● Task to carry out
How many lines below contain the word "icon"? Answer with that number alone.

● Exercise materials
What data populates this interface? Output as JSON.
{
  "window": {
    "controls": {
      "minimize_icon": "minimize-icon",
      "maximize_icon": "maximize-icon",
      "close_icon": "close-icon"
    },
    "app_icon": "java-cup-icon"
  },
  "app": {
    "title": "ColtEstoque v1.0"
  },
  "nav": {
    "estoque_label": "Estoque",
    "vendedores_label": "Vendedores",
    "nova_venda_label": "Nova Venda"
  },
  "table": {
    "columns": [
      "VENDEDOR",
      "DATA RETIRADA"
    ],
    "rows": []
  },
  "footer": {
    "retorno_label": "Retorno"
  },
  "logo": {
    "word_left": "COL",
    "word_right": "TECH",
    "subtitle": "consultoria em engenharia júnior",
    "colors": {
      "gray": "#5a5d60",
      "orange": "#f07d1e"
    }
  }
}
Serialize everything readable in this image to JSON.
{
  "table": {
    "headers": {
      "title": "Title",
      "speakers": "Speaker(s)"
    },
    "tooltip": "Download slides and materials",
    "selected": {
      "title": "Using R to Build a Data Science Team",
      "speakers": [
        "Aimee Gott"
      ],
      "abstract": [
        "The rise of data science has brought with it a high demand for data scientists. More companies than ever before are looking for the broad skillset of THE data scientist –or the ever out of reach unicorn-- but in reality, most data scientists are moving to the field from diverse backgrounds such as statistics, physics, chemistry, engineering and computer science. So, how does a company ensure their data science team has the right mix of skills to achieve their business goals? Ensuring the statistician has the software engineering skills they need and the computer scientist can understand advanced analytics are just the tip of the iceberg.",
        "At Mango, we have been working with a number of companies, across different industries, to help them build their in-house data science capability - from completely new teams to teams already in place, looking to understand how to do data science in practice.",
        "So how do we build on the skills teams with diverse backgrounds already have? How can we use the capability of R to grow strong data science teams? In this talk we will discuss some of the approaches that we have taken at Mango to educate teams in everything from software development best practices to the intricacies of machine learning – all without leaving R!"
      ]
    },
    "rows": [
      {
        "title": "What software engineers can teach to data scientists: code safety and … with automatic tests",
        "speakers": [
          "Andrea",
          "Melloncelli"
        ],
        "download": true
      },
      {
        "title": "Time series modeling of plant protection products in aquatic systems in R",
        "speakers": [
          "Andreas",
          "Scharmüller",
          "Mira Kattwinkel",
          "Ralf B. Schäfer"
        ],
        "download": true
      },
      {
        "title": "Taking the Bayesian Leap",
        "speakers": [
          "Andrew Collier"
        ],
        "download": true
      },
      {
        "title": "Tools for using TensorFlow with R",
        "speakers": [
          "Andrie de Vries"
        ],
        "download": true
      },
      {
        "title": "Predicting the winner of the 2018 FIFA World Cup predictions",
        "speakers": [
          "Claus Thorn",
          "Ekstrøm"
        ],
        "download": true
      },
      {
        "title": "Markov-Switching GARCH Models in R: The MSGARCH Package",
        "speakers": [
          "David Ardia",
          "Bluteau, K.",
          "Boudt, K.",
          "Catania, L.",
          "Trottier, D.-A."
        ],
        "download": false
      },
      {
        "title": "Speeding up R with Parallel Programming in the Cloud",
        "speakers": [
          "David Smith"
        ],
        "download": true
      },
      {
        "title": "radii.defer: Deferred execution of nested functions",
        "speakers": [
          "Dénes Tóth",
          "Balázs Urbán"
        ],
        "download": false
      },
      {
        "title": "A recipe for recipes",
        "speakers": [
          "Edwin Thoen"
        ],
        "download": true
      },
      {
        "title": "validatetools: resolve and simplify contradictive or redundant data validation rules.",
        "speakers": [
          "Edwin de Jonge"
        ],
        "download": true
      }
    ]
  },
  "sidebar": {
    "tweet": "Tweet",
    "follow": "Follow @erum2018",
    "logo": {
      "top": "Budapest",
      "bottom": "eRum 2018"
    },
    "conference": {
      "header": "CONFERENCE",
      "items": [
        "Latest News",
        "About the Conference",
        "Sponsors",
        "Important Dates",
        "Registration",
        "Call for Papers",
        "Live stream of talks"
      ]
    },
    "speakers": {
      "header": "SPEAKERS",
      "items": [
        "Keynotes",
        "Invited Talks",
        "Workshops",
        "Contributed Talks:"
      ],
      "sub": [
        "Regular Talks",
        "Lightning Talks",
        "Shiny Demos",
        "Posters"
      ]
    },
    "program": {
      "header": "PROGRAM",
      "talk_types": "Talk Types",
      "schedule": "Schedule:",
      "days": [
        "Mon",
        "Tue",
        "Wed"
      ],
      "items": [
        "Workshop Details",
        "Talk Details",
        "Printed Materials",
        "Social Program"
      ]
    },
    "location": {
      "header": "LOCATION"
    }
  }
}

● Written answer
4